__Page and application data records__.
==*==

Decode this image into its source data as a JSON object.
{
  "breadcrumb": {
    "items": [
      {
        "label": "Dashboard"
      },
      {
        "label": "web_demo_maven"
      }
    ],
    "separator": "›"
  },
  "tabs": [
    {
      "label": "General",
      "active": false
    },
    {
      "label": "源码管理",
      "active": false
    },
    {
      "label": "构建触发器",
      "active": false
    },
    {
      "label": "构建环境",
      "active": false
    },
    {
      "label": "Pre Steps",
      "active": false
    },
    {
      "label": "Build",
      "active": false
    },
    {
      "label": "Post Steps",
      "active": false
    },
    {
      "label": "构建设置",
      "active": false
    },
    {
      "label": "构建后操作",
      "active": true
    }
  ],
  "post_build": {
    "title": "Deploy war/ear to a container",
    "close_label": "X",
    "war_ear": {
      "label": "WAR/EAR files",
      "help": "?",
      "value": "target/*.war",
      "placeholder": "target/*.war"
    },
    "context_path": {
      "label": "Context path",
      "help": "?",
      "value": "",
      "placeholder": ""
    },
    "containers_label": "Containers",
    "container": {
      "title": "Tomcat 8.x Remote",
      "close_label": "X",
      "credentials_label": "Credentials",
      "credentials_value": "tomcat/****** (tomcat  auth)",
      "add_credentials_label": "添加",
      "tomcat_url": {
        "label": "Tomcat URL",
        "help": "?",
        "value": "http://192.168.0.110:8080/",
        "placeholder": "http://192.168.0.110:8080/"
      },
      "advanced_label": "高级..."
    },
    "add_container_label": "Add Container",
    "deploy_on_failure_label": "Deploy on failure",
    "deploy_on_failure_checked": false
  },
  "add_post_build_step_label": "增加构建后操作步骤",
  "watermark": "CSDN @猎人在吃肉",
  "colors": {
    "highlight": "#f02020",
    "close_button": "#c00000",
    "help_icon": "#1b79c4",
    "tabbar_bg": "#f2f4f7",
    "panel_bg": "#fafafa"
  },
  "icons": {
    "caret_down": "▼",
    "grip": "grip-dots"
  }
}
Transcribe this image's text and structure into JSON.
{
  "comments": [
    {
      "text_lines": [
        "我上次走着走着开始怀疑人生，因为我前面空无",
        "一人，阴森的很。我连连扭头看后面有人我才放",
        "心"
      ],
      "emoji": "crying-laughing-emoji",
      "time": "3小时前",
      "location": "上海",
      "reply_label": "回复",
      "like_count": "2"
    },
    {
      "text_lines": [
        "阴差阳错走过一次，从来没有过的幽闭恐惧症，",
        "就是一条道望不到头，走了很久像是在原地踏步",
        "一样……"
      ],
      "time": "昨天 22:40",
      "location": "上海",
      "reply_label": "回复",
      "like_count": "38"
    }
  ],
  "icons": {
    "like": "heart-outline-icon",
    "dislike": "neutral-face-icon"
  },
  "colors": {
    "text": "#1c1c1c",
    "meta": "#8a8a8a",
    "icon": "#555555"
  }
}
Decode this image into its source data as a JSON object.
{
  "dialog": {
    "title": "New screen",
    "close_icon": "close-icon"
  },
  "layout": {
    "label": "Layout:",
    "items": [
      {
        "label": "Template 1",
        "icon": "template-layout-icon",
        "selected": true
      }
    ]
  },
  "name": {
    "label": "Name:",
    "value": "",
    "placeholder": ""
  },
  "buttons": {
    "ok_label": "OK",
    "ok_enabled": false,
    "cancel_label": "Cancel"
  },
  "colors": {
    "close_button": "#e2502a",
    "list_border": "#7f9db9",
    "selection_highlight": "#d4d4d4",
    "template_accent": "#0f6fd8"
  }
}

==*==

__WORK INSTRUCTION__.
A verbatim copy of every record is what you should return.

__PROBLEM SOLUTION__.
Decode this image into its source data as a JSON object.
{
  "breadcrumb": {
    "items": [
      {
        "label": "Dashboard"
      },
      {
        "label": "web_demo_maven"
      }
    ],
    "separator": "›"
  },
  "tabs": [
    {
      "label": "General",
      "active": false
    },
    {
      "label": "源码管理",
      "active": false
    },
    {
      "label": "构建触发器",
      "active": false
    },
    {
      "label": "构建环境",
      "active": false
    },
    {
      "label": "Pre Steps",
      "active": false
    },
    {
      "label": "Build",
      "active": false
    },
    {
      "label": "Post Steps",
      "active": false
    },
    {
      "label": "构建设置",
      "active": false
    },
    {
      "label": "构建后操作",
      "active": true
    }
  ],
  "post_build": {
    "title": "Deploy war/ear to a container",
    "close_label": "X",
    "war_ear": {
      "label": "WAR/EAR files",
      "help": "?",
      "value": "target/*.war",
      "placeholder": "target/*.war"
    },
    "context_path": {
      "label": "Context path",
      "help": "?",
      "value": "",
      "placeholder": ""
    },
    "containers_label": "Containers",
    "container": {
      "title": "Tomcat 8.x Remote",
      "close_label": "X",
      "credentials_label": "Credentials",
      "credentials_value": "tomcat/****** (tomcat  auth)",
      "add_credentials_label": "添加",
      "tomcat_url": {
        "label": "Tomcat URL",
        "help": "?",
        "value": "http://192.168.0.110:8080/",
        "placeholder": "http://192.168.0.110:8080/"
      },
      "advanced_label": "高级..."
    },
    "add_container_label": "Add Container",
    "deploy_on_failure_label": "Deploy on failure",
    "deploy_on_failure_checked": false
  },
  "add_post_build_step_label": "增加构建后操作步骤",
  "watermark": "CSDN @猎人在吃肉",
  "colors": {
    "highlight": "#f02020",
    "close_button": "#c00000",
    "help_icon": "#1b79c4",
    "tabbar_bg": "#f2f4f7",
    "panel_bg": "#fafafa"
  },
  "icons": {
    "caret_down": "▼",
    "grip": "grip-dots"
  }
}
Transcribe this image's text and structure into JSON.
{
  "comments": [
    {
      "text_lines": [
        "我上次走着走着开始怀疑人生，因为我前面空无",
        "一人，阴森的很。我连连扭头看后面有人我才放",
        "心"
      ],
      "emoji": "crying-laughing-emoji",
      "time": "3小时前",
      "location": "上海",
      "reply_label": "回复",
      "like_count": "2"
    },
    {
      "text_lines": [
        "阴差阳错走过一次，从来没有过的幽闭恐惧症，",
        "就是一条道望不到头，走了很久像是在原地踏步",
        "一样……"
      ],
      "time": "昨天 22:40",
      "location": "上海",
      "reply_label": "回复",
      "like_count": "38"
    }
  ],
  "icons": {
    "like": "heart-outline-icon",
    "dislike": "neutral-face-icon"
  },
  "colors": {
    "text": "#1c1c1c",
    "meta": "#8a8a8a",
    "icon": "#555555"
  }
}
Decode this image into its source data as a JSON object.
{
  "dialog": {
    "title": "New screen",
    "close_icon": "close-icon"
  },
  "layout": {
    "label": "Layout:",
    "items": [
      {
        "label": "Template 1",
        "icon": "template-layout-icon",
        "selected": true
      }
    ]
  },
  "name": {
    "label": "Name:",
    "value": "",
    "placeholder": ""
  },
  "buttons": {
    "ok_label": "OK",
    "ok_enabled": false,
    "cancel_label": "Cancel"
  },
  "colors": {
    "close_button": "#e2502a",
    "list_border": "#7f9db9",
    "selection_highlight": "#d4d4d4",
    "template_accent": "#0f6fd8"
  }
}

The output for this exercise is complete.